* **Stored records**
"""

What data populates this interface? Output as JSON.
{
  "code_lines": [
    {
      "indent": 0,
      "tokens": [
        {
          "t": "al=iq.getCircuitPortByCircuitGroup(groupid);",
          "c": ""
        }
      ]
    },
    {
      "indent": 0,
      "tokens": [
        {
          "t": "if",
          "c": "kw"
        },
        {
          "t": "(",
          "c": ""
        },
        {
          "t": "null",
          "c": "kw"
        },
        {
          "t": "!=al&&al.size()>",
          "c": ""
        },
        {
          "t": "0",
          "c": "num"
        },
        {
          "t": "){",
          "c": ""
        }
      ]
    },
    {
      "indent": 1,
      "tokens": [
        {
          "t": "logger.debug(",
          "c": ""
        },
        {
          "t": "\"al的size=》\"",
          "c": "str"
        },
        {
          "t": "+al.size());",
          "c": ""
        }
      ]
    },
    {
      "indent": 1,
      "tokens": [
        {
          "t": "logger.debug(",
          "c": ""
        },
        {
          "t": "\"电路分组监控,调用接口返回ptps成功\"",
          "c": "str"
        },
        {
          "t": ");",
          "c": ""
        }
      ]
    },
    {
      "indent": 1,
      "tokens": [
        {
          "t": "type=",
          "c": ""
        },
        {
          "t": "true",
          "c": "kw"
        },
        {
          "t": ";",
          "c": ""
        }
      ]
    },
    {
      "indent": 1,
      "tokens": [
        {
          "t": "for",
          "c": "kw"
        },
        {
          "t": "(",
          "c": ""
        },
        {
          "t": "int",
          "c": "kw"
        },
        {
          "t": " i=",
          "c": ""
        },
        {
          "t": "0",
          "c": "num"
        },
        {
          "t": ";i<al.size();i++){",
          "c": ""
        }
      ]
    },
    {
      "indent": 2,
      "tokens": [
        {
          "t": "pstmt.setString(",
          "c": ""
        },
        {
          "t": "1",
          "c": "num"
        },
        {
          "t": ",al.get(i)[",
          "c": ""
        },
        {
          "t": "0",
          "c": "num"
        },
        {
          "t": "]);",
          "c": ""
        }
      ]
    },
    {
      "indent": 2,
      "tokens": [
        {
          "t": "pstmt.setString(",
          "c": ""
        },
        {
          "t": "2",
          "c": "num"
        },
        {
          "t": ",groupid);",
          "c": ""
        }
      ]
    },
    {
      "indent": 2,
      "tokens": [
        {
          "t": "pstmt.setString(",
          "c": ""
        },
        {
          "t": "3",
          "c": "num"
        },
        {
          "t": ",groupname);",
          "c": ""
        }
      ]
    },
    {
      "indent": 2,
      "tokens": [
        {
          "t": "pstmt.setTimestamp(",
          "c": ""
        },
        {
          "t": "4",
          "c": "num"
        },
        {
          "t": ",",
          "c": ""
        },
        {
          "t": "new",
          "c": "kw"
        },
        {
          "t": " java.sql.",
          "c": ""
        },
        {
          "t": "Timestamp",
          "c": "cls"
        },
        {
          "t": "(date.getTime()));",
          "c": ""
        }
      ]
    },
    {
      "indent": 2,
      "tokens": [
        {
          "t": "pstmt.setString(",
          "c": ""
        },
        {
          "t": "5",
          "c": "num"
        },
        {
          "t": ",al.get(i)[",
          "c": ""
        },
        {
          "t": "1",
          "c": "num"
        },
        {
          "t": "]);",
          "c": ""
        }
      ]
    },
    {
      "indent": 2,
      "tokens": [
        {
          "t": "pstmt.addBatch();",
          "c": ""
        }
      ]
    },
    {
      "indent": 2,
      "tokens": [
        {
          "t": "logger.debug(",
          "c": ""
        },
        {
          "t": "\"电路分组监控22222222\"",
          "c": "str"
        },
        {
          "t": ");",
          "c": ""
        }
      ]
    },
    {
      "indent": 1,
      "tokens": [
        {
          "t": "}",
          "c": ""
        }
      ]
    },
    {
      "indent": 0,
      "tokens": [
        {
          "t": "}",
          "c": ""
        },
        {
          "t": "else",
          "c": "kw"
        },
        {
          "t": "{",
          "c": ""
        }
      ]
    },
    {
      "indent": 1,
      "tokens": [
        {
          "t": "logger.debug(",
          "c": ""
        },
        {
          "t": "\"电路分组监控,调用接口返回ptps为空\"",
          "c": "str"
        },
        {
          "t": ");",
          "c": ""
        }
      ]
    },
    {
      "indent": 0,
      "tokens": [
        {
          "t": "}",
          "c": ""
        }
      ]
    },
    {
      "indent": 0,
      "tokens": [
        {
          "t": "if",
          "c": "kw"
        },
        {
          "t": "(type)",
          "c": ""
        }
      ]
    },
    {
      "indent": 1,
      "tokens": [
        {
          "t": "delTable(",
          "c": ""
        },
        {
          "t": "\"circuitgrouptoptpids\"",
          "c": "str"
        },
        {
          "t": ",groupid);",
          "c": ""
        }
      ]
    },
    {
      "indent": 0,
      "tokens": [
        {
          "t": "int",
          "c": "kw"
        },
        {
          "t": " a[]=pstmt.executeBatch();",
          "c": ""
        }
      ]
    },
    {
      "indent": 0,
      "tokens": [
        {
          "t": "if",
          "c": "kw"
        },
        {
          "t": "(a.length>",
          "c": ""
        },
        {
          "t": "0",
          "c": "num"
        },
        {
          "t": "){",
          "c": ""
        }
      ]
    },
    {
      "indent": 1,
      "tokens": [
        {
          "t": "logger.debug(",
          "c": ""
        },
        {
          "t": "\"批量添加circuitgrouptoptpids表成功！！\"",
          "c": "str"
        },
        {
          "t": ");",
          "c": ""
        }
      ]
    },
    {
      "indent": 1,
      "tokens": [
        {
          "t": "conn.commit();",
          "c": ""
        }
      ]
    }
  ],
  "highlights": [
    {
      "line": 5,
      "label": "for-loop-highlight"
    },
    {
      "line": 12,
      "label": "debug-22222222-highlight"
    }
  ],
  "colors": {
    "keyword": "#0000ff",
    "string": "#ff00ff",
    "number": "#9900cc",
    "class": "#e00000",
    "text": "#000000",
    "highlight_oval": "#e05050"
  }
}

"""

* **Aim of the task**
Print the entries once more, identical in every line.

* **Answer below**
What data populates this interface? Output as JSON.
{
  "code_lines": [
    {
      "indent": 0,
      "tokens": [
        {
          "t": "al=iq.getCircuitPortByCircuitGroup(groupid);",
          "c": ""
        }
      ]
    },
    {
      "indent": 0,
      "tokens": [
        {
          "t": "if",
          "c": "kw"
        },
        {
          "t": "(",
          "c": ""
        },
        {
          "t": "null",
          "c": "kw"
        },
        {
          "t": "!=al&&al.size()>",
          "c": ""
        },
        {
          "t": "0",
          "c": "num"
        },
        {
          "t": "){",
          "c": ""
        }
      ]
    },
    {
      "indent": 1,
      "tokens": [
        {
          "t": "logger.debug(",
          "c": ""
        },
        {
          "t": "\"al的size=》\"",
          "c": "str"
        },
        {
          "t": "+al.size());",
          "c": ""
        }
      ]
    },
    {
      "indent": 1,
      "tokens": [
        {
          "t": "logger.debug(",
          "c": ""
        },
        {
          "t": "\"电路分组监控,调用接口返回ptps成功\"",
          "c": "str"
        },
        {
          "t": ");",
          "c": ""
        }
      ]
    },
    {
      "indent": 1,
      "tokens": [
        {
          "t": "type=",
          "c": ""
        },
        {
          "t": "true",
          "c": "kw"
        },
        {
          "t": ";",
          "c": ""
        }
      ]
    },
    {
      "indent": 1,
      "tokens": [
        {
          "t": "for",
          "c": "kw"
        },
        {
          "t": "(",
          "c": ""
        },
        {
          "t": "int",
          "c": "kw"
        },
        {
          "t": " i=",
          "c": ""
        },
        {
          "t": "0",
          "c": "num"
        },
        {
          "t": ";i<al.size();i++){",
          "c": ""
        }
      ]
    },
    {
      "indent": 2,
      "tokens": [
        {
          "t": "pstmt.setString(",
          "c": ""
        },
        {
          "t": "1",
          "c": "num"
        },
        {
          "t": ",al.get(i)[",
          "c": ""
        },
        {
          "t": "0",
          "c": "num"
        },
        {
          "t": "]);",
          "c": ""
        }
      ]
    },
    {
      "indent": 2,
      "tokens": [
        {
          "t": "pstmt.setString(",
          "c": ""
        },
        {
          "t": "2",
          "c": "num"
        },
        {
          "t": ",groupid);",
          "c": ""
        }
      ]
    },
    {
      "indent": 2,
      "tokens": [
        {
          "t": "pstmt.setString(",
          "c": ""
        },
        {
          "t": "3",
          "c": "num"
        },
        {
          "t": ",groupname);",
          "c": ""
        }
      ]
    },
    {
      "indent": 2,
      "tokens": [
        {
          "t": "pstmt.setTimestamp(",
          "c": ""
        },
        {
          "t": "4",
          "c": "num"
        },
        {
          "t": ",",
          "c": ""
        },
        {
          "t": "new",
          "c": "kw"
        },
        {
          "t": " java.sql.",
          "c": ""
        },
        {
          "t": "Timestamp",
          "c": "cls"
        },
        {
          "t": "(date.getTime()));",
          "c": ""
        }
      ]
    },
    {
      "indent": 2,
      "tokens": [
        {
          "t": "pstmt.setString(",
          "c": ""
        },
        {
          "t": "5",
          "c": "num"
        },
        {
          "t": ",al.get(i)[",
          "c": ""
        },
        {
          "t": "1",
          "c": "num"
        },
        {
          "t": "]);",
          "c": ""
        }
      ]
    },
    {
      "indent": 2,
      "tokens": [
        {
          "t": "pstmt.addBatch();",
          "c": ""
        }
      ]
    },
    {
      "indent": 2,
      "tokens": [
        {
          "t": "logger.debug(",
          "c": ""
        },
        {
          "t": "\"电路分组监控22222222\"",
          "c": "str"
        },
        {
          "t": ");",
          "c": ""
        }
      ]
    },
    {
      "indent": 1,
      "tokens": [
        {
          "t": "}",
          "c": ""
        }
      ]
    },
    {
      "indent": 0,
      "tokens": [
        {
          "t": "}",
          "c": ""
        },
        {
          "t": "else",
          "c": "kw"
        },
        {
          "t": "{",
          "c": ""
        }
      ]
    },
    {
      "indent": 1,
      "tokens": [
        {
          "t": "logger.debug(",
          "c": ""
        },
        {
          "t": "\"电路分组监控,调用接口返回ptps为空\"",
          "c": "str"
        },
        {
          "t": ");",
          "c": ""
        }
      ]
    },
    {
      "indent": 0,
      "tokens": [
        {
          "t": "}",
          "c": ""
        }
      ]
    },
    {
      "indent": 0,
      "tokens": [
        {
          "t": "if",
          "c": "kw"
        },
        {
          "t": "(type)",
          "c": ""
        }
      ]
    },
    {
      "indent": 1,
      "tokens": [
        {
          "t": "delTable(",
          "c": ""
        },
        {
          "t": "\"circuitgrouptoptpids\"",
          "c": "str"
        },
        {
          "t": ",groupid);",
          "c": ""
        }
      ]
    },
    {
      "indent": 0,
      "tokens": [
        {
          "t": "int",
          "c": "kw"
        },
        {
          "t": " a[]=pstmt.executeBatch();",
          "c": ""
        }
      ]
    },
    {
      "indent": 0,
      "tokens": [
        {
          "t": "if",
          "c": "kw"
        },
        {
          "t": "(a.length>",
          "c": ""
        },
        {
          "t": "0",
          "c": "num"
        },
        {
          "t": "){",
          "c": ""
        }
      ]
    },
    {
      "indent": 1,
      "tokens": [
        {
          "t": "logger.debug(",
          "c": ""
        },
        {
          "t": "\"批量添加circuitgrouptoptpids表成功！！\"",
          "c": "str"
        },
        {
          "t": ");",
          "c": ""
        }
      ]
    },
    {
      "indent": 1,
      "tokens": [
        {
          "t": "conn.commit();",
          "c": ""
        }
      ]
    }
  ],
  "highlights": [
    {
      "line": 5,
      "label": "for-loop-highlight"
    },
    {
      "line": 12,
      "label": "debug-22222222-highlight"
    }
  ],
  "colors": {
    "keyword": "#0000ff",
    "string": "#ff00ff",
    "number": "#9900cc",
    "class": "#e00000",
    "text": "#000000",
    "highlight_oval": "#e05050"
  }
}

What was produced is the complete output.